Not content with destroying physical bookstores, he is well on his way to diminishing the role of the physical, paper book. Various versions of the Kindle have created a huge audience for online books and, with the Kindle Fire, put Amazon on the tablet map. Online books are here to stay. The book, after all is the text, not the binding and cover art, which are added by the publisher, not the author. Self-publishing has also been made easier. For some this has reduced the need to purchase lots of heavy textbooks, for others the Kindle has meant more books read on planes, trains and beaches.
Content is a rather nebulous concept in education as a school or University doesn’t own much. The research is largely in Journals owned by publishers or open source, as are textbooks, and academics rarely have much in the way of defined content beyond their expertise. MOOCs and content rich alternatives are already challenging the old model.
Napsterisation of retail
Amazon.com’s mission: To be the Earth’s most customer-centric company where people can find and discover anything they want to buy online, is well on its way.

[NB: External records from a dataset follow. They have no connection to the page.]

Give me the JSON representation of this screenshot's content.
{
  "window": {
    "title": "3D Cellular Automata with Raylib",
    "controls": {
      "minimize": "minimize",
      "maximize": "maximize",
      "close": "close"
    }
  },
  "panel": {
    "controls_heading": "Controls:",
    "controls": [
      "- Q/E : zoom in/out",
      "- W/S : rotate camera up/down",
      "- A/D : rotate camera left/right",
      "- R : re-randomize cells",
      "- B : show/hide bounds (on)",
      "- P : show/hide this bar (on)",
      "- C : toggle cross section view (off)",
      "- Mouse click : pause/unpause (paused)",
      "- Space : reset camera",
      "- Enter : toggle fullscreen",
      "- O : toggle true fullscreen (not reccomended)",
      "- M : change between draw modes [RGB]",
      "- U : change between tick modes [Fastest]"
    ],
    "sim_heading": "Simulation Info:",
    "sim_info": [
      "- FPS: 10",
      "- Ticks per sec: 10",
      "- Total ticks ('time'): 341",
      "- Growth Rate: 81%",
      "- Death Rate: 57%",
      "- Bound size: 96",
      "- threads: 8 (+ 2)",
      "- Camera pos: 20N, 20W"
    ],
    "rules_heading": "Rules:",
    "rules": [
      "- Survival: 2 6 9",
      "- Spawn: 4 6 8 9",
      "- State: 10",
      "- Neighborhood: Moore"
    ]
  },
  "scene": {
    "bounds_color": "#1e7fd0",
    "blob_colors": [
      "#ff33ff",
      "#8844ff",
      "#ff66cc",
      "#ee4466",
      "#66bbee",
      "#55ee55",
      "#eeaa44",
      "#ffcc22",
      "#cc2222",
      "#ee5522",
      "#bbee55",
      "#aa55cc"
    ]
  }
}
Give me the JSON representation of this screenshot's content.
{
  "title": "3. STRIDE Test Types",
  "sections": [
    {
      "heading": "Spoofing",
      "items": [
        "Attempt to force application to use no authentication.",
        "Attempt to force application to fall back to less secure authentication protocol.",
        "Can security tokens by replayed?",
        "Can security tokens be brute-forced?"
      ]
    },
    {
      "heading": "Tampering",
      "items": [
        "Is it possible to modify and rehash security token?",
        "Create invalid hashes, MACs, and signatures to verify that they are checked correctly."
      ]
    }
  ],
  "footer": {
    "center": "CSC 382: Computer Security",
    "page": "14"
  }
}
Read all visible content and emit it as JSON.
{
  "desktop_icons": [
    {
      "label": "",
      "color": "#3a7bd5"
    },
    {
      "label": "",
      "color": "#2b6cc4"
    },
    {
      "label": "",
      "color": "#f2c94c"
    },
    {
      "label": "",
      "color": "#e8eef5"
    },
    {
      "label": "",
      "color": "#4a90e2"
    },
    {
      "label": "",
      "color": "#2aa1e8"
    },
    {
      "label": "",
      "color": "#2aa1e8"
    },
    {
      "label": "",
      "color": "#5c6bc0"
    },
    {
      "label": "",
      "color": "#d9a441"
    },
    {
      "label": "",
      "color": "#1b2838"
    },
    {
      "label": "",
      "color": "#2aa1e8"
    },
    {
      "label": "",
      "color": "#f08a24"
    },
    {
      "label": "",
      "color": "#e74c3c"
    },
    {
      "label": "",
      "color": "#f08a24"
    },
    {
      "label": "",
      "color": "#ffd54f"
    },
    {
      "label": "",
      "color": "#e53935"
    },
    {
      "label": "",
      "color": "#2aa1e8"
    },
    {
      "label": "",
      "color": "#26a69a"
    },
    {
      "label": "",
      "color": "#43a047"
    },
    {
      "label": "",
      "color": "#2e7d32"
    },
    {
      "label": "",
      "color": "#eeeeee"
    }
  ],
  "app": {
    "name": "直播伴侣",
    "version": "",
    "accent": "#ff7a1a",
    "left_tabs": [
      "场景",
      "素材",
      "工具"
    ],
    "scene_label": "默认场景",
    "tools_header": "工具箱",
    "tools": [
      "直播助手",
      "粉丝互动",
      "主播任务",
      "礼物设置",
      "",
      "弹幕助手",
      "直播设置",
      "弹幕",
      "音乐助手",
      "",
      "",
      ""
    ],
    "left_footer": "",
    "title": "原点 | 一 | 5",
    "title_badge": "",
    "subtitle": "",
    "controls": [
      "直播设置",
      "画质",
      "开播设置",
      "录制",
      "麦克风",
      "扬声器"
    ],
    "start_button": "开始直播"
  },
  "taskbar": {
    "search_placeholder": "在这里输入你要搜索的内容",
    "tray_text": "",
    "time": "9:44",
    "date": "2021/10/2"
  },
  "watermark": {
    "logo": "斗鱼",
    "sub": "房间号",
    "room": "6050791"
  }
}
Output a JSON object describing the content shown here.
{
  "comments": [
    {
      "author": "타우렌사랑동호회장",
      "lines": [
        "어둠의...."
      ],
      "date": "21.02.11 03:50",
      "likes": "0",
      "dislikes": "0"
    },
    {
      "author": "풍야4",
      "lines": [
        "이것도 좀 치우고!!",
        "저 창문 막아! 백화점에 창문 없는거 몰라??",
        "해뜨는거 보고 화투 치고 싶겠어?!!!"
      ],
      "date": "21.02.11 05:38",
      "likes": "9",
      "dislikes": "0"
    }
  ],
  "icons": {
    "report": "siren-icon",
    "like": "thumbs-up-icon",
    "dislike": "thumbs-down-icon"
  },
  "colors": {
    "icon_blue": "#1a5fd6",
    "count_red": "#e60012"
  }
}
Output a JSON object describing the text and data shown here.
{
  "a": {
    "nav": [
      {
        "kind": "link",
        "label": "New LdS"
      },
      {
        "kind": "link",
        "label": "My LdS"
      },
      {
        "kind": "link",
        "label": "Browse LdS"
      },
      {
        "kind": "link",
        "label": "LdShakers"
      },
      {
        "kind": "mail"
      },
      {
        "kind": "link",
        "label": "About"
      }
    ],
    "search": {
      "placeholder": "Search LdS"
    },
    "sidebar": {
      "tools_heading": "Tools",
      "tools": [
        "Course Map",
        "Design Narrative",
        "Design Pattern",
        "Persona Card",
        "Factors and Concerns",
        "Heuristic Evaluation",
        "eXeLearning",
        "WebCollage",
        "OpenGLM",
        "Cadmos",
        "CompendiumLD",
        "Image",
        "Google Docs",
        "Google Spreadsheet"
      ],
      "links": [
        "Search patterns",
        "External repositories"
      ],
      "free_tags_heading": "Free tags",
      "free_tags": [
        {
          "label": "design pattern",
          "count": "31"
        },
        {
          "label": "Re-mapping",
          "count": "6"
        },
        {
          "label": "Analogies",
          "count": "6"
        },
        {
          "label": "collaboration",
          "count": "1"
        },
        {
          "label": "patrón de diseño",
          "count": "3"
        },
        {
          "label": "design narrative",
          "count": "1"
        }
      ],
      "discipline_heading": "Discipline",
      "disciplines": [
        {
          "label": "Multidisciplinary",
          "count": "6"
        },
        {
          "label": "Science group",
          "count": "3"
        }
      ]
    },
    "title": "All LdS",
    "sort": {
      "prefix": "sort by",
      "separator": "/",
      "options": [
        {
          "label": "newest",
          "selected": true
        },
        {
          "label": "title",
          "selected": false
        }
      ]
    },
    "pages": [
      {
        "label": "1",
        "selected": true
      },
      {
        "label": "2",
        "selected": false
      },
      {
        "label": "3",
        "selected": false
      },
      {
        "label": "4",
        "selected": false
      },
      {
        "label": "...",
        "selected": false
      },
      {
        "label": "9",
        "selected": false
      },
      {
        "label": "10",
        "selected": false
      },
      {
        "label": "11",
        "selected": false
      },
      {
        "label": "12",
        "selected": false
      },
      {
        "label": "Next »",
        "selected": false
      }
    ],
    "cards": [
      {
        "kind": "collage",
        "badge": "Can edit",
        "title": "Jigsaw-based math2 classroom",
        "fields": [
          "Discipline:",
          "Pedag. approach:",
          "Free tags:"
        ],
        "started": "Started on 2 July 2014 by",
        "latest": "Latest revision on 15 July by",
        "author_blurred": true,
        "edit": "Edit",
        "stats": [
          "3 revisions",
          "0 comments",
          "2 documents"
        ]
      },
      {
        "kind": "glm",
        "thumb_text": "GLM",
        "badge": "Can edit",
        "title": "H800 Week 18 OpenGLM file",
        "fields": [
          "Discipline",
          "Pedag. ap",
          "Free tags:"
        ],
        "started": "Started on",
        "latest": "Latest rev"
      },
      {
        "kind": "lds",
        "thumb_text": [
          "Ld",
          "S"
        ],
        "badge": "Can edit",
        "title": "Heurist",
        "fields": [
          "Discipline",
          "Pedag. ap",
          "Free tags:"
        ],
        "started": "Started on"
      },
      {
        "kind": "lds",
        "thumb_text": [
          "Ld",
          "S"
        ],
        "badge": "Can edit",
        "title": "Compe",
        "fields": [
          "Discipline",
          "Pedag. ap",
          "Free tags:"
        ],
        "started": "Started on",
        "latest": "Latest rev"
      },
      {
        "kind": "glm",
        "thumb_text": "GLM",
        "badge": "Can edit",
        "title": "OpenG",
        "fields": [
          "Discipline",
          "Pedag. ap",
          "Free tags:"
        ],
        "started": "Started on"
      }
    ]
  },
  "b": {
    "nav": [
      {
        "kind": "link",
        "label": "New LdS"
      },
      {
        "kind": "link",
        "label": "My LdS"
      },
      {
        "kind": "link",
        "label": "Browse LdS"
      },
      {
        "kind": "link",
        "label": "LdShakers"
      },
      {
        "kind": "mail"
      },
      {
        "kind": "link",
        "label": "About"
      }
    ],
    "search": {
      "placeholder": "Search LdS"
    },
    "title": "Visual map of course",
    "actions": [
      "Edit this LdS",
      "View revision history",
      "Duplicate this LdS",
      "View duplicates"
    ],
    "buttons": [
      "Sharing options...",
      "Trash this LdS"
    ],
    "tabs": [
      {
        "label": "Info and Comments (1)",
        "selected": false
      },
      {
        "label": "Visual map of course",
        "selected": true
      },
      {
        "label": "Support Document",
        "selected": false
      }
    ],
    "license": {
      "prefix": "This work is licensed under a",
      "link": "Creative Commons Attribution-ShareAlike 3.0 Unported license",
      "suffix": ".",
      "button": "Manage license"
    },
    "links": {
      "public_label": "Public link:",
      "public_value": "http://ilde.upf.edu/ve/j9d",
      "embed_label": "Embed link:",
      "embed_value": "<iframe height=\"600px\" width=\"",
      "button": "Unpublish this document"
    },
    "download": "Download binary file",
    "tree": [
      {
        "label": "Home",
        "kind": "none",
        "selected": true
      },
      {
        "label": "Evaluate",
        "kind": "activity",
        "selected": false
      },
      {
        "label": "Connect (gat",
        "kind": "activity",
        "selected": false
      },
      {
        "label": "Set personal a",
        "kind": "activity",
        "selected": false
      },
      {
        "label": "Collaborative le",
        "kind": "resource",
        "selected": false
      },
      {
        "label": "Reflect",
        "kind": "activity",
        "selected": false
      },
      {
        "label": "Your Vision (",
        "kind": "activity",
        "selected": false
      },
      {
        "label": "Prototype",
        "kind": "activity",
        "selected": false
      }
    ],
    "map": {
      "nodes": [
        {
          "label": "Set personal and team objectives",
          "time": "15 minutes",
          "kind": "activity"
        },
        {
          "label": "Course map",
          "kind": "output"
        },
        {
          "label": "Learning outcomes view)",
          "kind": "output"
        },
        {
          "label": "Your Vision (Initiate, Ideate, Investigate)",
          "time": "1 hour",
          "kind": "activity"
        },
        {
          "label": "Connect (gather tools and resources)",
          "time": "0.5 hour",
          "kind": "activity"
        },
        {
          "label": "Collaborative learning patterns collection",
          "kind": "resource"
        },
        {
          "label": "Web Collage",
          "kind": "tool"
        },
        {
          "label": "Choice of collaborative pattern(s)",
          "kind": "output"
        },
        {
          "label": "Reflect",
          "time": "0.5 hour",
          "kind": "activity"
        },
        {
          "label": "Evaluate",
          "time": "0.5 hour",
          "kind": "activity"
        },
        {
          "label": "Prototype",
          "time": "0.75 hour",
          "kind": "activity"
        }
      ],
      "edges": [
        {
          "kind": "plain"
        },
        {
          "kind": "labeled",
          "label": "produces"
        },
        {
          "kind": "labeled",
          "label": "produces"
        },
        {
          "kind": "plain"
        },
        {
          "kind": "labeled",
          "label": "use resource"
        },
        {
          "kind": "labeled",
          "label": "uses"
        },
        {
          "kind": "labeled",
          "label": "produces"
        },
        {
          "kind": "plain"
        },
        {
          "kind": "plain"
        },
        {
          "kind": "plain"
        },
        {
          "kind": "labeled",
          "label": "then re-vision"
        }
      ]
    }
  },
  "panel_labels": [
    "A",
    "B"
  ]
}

Retail space has been in decline since 2009 and Amazon has been partly responsible. Bookstores were the first victims, then electronics stores such as Comet in the UK and Circuit City in the US. We all have nostalgic thoughts about small retailers but for those who prefer low prices and never much liked physical ‘shopping’ Amazon’s a saviour.
It is always assumed that online learning will have limited impact on a limited number of subjects but that’s what they said in retail. Turns out that is can be applied to almot any retail task – similarly, I suspect, with learning
And don’t forget Amazon’s low cost cloud services. This is already a boon to educational institutions who want to lower their storage costs. You can shift your data online, first for business continuity, then operationally, scaling only on demand using a pay as you go model.
Who hasn’t used Amazon? Precious few. Most of us love tearing open that cardboard box and seeing our books appear, and increasingly other goodies. In terms of learning, its increased access, lower prices and ease of use has meant more, not less learning, despite the onslaught on physical bookstores. He has changed our whole way of seeing, buying, reading and even publishing books, making many more books available to many more people.
But the big lesson for learning is - don’t build more bricks ‘n mortar solutions with expensive overheads, look at ways of making bricks and mortar redundant. It doesn’t matter how much you try to defend the old model, this overhead will cripple you. Learning must be made more responsive to need – faster, cheaper, easier to access, responsive to user data, and ONLINE. The ‘Amazons’ of learning are already here, many more are coming.
Brandt R.L. One Click: Jeff Bezos and the Rise of Amazon.com, Penguin
Karen Lac (2012) Jeff Bezos (Founder and CEO of Amazon)
Kalpanik S., Neha Talreja and Dr. Colin Zheng (2011) Inside the Giant machine - An Amazon.com Story, Center of Artificial Imagination